In my placenta encapsulation group I saw a few people making placenta and breastmilk jewellery pieces so I bought a few supplies to make epoxy resin jewellery. I did hours and hours of research, including watching all the Little Windows videos (use the code KEEPSAKERSAVE15 for 15% off in their shop) and anything I could find on plasticising milk. I had a feeling the trick to it all was separating the proteins (casein) and/or removing the water, but I had no idea where to start. In Making Breastmilk Jewellery Part 1, over on Keepsaker Supplies, I talk a little about the community I found and how it affected my mental health. In Making Breastmilk Jewellery Part 2 I talk about the methods that I tried that definitely didn’t work.
Eventually I found a method using a preservative and some very expensive equipment, and for three years I was able to support my family with the income I received. My mental health really suffered though, mostly because of the other artists, and when I started blogging about making your own breastmilk jewellery here on Tree of Opals I had a huge amount of bullying. One “earthy Mama creator” told me I should go ahead and kill myself (I had already tried) and I lost a lot of so-called friends.
Making Your Own Ashes Jewellery With Resin

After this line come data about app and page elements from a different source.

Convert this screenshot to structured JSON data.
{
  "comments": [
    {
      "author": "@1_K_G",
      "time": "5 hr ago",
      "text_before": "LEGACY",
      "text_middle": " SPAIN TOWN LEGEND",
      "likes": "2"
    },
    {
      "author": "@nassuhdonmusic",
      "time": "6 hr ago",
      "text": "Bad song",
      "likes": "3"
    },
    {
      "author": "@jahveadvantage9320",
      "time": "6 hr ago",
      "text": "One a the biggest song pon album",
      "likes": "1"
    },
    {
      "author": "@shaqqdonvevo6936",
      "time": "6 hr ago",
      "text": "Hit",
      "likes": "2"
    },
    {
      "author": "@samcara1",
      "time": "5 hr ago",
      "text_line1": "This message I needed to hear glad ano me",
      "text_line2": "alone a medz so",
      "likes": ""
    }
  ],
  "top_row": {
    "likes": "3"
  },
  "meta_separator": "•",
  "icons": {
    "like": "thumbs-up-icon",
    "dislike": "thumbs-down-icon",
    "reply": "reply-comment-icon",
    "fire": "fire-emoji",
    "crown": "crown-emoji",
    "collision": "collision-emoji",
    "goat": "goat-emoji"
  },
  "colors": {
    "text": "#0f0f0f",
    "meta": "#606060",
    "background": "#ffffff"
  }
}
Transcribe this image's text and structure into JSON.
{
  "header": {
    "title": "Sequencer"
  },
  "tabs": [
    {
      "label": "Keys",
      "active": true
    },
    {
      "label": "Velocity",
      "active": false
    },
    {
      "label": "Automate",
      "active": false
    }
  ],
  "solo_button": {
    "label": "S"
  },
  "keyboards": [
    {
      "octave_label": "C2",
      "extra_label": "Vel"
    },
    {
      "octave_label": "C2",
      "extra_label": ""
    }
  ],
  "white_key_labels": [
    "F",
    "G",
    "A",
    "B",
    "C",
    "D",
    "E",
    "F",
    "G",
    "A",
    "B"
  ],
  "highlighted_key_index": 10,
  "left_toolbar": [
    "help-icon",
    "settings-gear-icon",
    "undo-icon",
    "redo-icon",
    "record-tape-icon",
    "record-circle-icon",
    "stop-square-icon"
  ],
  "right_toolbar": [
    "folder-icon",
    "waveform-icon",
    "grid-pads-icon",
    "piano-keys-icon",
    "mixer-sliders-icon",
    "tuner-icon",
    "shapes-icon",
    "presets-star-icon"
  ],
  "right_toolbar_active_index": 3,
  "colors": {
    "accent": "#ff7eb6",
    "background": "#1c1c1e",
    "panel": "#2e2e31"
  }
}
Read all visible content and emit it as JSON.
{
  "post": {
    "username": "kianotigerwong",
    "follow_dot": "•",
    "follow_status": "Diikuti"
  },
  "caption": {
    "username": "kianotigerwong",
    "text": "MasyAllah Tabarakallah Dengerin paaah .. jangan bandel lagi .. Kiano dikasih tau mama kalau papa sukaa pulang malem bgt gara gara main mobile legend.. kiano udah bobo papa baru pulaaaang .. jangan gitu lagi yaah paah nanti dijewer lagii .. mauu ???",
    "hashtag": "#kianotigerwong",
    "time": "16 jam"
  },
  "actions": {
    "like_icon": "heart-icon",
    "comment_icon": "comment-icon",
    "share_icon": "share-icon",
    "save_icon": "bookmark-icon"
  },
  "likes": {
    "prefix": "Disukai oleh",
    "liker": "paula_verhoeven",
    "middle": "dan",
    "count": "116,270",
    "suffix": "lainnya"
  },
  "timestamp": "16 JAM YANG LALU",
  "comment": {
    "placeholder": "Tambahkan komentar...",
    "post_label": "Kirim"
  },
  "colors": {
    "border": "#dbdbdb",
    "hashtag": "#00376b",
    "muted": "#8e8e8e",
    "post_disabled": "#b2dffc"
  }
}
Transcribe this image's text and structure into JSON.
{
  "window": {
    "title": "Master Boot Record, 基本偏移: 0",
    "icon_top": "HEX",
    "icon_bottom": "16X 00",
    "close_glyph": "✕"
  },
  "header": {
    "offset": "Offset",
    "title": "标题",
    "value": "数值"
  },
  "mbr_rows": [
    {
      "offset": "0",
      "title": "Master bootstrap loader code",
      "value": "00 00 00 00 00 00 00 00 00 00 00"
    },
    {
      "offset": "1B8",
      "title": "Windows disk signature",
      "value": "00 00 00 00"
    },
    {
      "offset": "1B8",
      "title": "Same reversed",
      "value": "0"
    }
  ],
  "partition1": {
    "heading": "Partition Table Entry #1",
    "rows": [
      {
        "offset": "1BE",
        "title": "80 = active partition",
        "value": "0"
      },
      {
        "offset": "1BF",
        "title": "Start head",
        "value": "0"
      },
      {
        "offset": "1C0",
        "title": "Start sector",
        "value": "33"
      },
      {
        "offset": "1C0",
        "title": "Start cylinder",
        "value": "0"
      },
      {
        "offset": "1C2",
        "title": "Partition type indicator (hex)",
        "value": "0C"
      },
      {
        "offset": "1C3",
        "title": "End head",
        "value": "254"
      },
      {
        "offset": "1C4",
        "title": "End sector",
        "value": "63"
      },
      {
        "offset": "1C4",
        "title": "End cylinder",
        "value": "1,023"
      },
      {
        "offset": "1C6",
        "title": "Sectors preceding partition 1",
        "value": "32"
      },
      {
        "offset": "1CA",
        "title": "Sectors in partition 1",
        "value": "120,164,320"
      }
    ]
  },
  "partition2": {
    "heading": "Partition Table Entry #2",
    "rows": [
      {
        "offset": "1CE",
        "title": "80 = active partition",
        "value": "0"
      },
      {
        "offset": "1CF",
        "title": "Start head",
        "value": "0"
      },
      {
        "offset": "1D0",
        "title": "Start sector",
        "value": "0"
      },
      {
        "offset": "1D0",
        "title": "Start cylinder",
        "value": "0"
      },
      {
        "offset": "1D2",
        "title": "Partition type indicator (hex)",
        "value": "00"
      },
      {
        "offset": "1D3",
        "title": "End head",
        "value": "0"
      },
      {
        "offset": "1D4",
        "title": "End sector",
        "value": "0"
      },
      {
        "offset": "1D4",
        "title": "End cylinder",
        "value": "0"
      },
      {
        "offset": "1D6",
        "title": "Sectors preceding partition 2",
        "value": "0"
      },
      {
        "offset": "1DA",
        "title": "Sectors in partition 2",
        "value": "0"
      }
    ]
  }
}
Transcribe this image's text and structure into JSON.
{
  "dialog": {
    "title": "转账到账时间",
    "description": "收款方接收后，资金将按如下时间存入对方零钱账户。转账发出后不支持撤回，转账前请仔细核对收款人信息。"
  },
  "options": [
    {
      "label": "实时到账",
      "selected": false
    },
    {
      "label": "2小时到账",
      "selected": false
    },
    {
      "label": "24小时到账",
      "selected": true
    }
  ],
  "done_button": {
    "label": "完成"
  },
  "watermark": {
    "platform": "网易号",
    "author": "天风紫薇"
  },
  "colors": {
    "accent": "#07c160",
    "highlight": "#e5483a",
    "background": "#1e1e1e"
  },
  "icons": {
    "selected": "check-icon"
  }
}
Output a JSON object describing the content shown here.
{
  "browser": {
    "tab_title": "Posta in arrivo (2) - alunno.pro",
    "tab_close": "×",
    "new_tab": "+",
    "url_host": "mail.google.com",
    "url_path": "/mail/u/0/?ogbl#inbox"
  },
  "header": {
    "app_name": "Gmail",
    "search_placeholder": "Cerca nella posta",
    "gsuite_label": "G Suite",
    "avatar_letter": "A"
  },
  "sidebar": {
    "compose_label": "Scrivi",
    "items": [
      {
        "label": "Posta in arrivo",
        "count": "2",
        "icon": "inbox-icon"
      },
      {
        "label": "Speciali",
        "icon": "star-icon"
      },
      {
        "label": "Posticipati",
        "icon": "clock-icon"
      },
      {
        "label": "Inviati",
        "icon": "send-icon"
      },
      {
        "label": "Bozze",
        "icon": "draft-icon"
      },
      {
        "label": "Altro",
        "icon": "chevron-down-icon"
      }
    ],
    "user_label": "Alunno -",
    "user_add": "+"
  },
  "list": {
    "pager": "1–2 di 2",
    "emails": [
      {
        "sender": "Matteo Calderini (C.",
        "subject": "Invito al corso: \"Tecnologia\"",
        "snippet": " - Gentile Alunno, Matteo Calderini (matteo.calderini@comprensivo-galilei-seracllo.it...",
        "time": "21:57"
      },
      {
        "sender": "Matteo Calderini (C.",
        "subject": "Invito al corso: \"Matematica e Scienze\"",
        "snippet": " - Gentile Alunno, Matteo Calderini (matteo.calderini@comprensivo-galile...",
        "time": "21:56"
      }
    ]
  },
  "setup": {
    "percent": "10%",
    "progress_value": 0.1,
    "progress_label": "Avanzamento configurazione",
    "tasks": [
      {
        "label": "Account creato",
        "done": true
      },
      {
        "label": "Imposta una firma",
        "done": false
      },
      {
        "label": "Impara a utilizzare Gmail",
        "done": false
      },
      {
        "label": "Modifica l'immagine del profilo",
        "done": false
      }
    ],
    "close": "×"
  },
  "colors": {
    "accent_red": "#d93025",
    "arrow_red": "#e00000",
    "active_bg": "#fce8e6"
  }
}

I left behind the people who had made my life miserable. I stopped making breastmilk jewellery myself; here’s the blog I posted, Why I Stopped Making Breastmilk Jewellery at the end of 2018 explaining my reasons. I saw a cognitive behavioural therapy counsellor and stopped feeling suicidal, and I started focussing on helping others with their jewellery making. I moved the breastmilk jewellery making blogs over to the new Keepsaker Supplies website and set up a community on Facebook called the Breastmilk and Memorial Jewellery Group for professionals.
A year ago I introduced our own Breastmilk Preservation Powder and it’s one of our biggest sellers. So now, as well as working on their own breastmilk preservation methods, my customers and community can buy breastmilk jewellery DIY kits or just the powders. The kits are aimed at confident crafters if you want to make something with your own breastmilk, and maybe look to start their own business. If you enjoy making the pieces, you can begin to invest in more professional supplies I sell such as handmade high quality silicone moulds, resin and UV lamps, solid silver findings and settings and our unique resin sparkle mix blends. I use all the supplies myself here on Tree of Opals including the breastmilk preservation powder (which my artists use to create our jewellery without needing lots of equipment.
I really hope my blogs are helpful and please leave a comment below if you have any questions or want to know more about making your own breastmilk jewellery